3. It can get chilly at the bivouac ledge. If you don’t have a sleeping bag, let the provider know in advance so they can acquire one for you.
1. Adventure Technology Outfitters discourages you from cooking food meals at the bivouac ledge as it takes time to cook. More importantly, the fumes, vapors, and oils that emanate from cooking food will contaminate the limestone in the cramped quarters of the ledge. Bringing packed meals would be better.
2. You can call or text at the bivouac ledge as the area has a strong network signal both from Smart and Globe.
3. Light to moderate rainfall is not a problem because the overhanging wall will protect you from getting really wet.
4. The cliff basks in the full glory of the sun. Thus, it radiates unbearable heat from 10:00 AM to 2:00 PM. That’s why ascents usually start at 3:00 or 4:00 PM to escape the heat. Ascending under the full power of the sun can quickly drain you.
5. Listen carefully to the guides. They will brief you on gear usage, safety protocols, etiquette, and more.

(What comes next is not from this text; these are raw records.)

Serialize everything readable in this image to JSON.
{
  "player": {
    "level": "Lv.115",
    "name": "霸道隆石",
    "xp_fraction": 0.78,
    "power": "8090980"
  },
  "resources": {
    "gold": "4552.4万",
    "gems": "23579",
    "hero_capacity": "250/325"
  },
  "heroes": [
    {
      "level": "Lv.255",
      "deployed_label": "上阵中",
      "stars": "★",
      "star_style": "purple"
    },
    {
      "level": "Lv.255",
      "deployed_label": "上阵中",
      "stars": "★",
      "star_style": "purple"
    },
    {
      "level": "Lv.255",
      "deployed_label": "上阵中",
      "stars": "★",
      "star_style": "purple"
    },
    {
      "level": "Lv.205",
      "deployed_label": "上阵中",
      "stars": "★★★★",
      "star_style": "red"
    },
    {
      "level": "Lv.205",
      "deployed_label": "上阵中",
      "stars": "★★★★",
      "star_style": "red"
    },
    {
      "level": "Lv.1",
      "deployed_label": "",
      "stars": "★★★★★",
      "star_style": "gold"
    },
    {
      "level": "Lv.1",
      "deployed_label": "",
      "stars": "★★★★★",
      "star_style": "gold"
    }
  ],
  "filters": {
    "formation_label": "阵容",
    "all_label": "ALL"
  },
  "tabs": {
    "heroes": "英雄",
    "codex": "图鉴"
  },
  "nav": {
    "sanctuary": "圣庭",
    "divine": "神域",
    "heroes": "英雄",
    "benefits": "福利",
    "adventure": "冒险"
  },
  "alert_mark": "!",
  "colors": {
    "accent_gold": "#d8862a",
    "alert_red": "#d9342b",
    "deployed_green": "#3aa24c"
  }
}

6. Relax and enjoy the climb. The extreme height may scare you, but as long as you follow the safety procedures correctly, you are quite safe. Remember that your gear is over-engineered, and the chances of gear failure are very slim. Besides, the guides will make sure you have redundant protection.
7. To save strength and avoid over-exertion, use your feet more than you use your arms; in other words, push your feet against the foot strap rather than pull yourself up on the ascender. You will realize that you can get more leverage if you push your foot directly from under your butt.
8. Do not be afraid to tell the guide if you feel extremely nervous. They will provide support during your ascent and descent. If all else fails, they have the option to simply haul you up (but you don’t want that, do you?).
9. Make sure that the two lines of your cow’s tail should always be clipped to the main safety line. In case you have to disengage your cow’s tail such as when you arrive at a point of connection, make sure one of your lines is clipped to the main safety line.
10. Pack light but bring the following
- water (at least 2 liters)
- dry-fit shirt
- trekking pants or long leggings (to prevent the rope from chaffing your calves when ascending)
- trekking shoes
- flip-flops (for more comfortable footwear at the bivouac ledge)
- arm guards
- extra dry clothes
- sleeping clothes
- blanket or sleeping bag
- packed meal for dinner and breakfast
- sleeping bag
- personal medication